Dr. Book, Ph.D., from Weill Cornell Graduate School, said: He completed his PhD in Medical Science in Dr. Liston’s lab and now he works in Dr. Grosenick’s lab.
Two other groups had severe social impairments and repetitive behaviors, but language abilities on opposite ends of the spectrum. We found completely different brain connectivity patterns in these two subgroups.
To better understand what is driving the differences, the team analyzed gene expression that accounts for the atypical brain connections present in each subgroup, many of which were previously associated with autism. They also analyzed network interactions between proteins associated with atypical brain connections, looking for proteins that might serve as hubs.
Oxytocin, a protein previously associated with positive social interactions, was a hub protein for a subgroup of individuals with high social impairment but relatively limited repetitive behaviors.
Studies have looked at the use of intranasal oxytocin as a treatment for people with autism, and the results have been mixed, Dr. Buch said. She said it would be interesting to test whether oxytocin therapy is more effective in this subgroup.
“You can get effective treatment for subgroups of people with autism, but the lack of attention to that subgroup undermines that effect in large trials,” Dr. Grosenick said.
The team checked the results on a second human dataset and found the same four subgroups. As a final validation of the team’s results, Dr. Buch noted that other studies had independently linked autism-associated genes with the same behavioral traits associated with subgroups she developed in the biomedical literature. We conducted an unbiased text mining analysis.
The team will next study these subgroups and potential subgroup-targeted therapies in mice. Collaborations with several other research teams with large human datasets are also underway. The team is also working to further refine their machine learning techniques.
“We are trying to make machine learning more cluster-aware,” said Dr. Grosenick.
During that time, Dr. Buch said he received encouraging feedback about their work from people with autism. His diagnosis was confusing because the disease was so different from others, but said her data helped explain his experience.
“Having been diagnosed with a subtype of autism may have helped him,” Dr. Buch said.
About this machine learning and autism research news
author: press office
sauce: Weill Cornell University
contact: Press Office – Weill Cornell University
image: image is public domain
Original research: closed access.
“Molecular and network-level mechanisms that explain individual variability in autism spectrum disorders,” by Conor Liston et al. Nature Neuroscience
Molecular and network-level mechanisms that explain individual differences in autism spectrum disorders
The mechanisms underlying phenotypic heterogeneity in autism spectrum disorders (ASD) are poorly understood.
Using large neuroimaging datasets, we identified three potential dimensions of functional brain network connectivity.
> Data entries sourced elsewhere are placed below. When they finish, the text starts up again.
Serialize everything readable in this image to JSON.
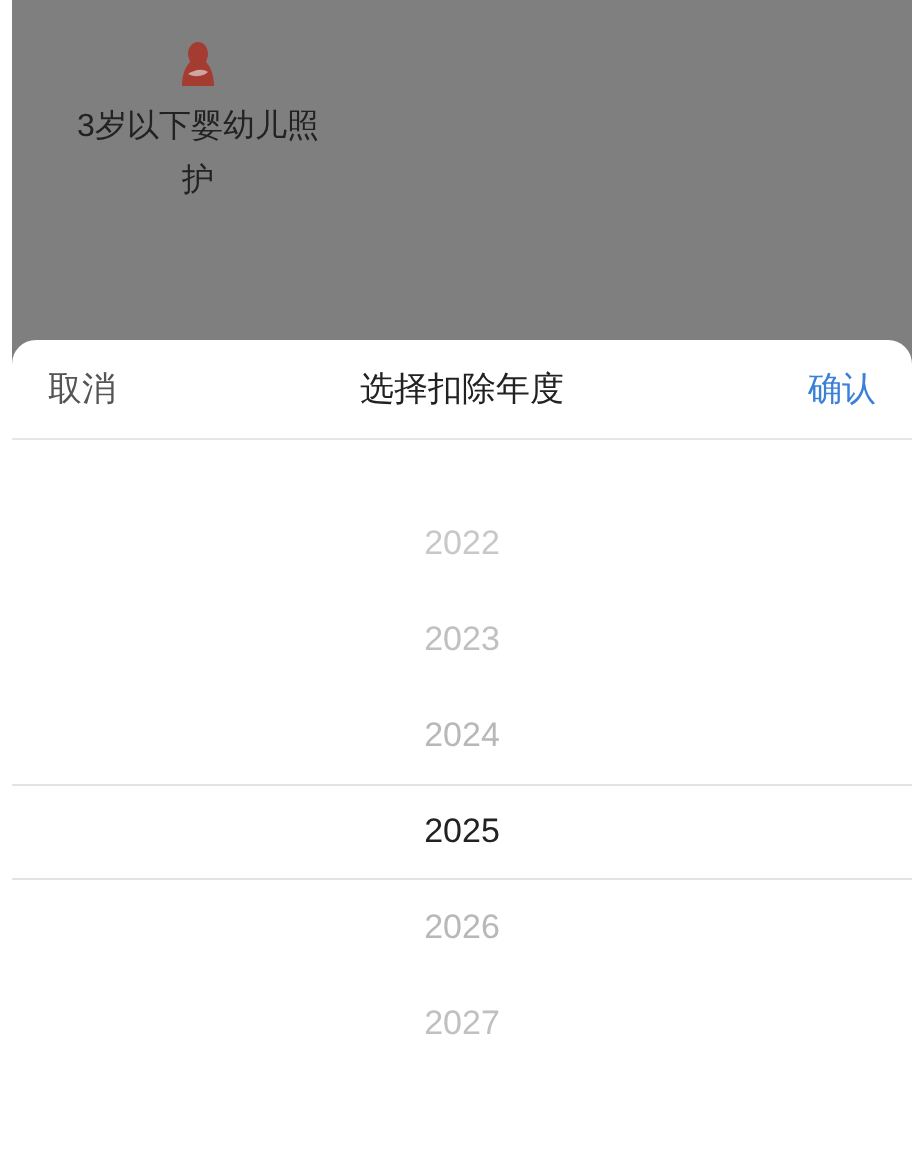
{
  "background_item": {
    "label": "3岁以下婴幼儿照护"
  },
  "picker": {
    "cancel": "取消",
    "title": "选择扣除年度",
    "confirm": "确认",
    "years": [
      {
        "label": "2022",
        "selected": false
      },
      {
        "label": "2023",
        "selected": false
      },
      {
        "label": "2024",
        "selected": false
      },
      {
        "label": "2025",
        "selected": true
      },
      {
        "label": "2026",
        "selected": false
      },
      {
        "label": "2027",
        "selected": false
      }
    ]
  }
}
This predicted individual differences in ASD behavior and was stable on cross-validation.
Clustering along these three dimensions revealed four reproducible ASD subgroups with distinct functional connectivity changes in ASD-associated networks and clinical presentation profiles reproducible in independent samples. rice field.
By integrating neuroimaging data with canonical gene expression data from two independent transcriptome atlases, we found that within each subgroup, ASD-associated functional connectivity correlated with regional differences in expression of distinct ASD-associated gene sets. found to be explained by
These gene sets were differentially associated with different molecular signaling pathways, including immune and synaptic function, G protein-coupled receptor signaling, protein synthesis and other processes.
Taken together, our findings delineate the atypical connectivity patterns underlying different forms of ASD that involve different molecular signaling mechanisms.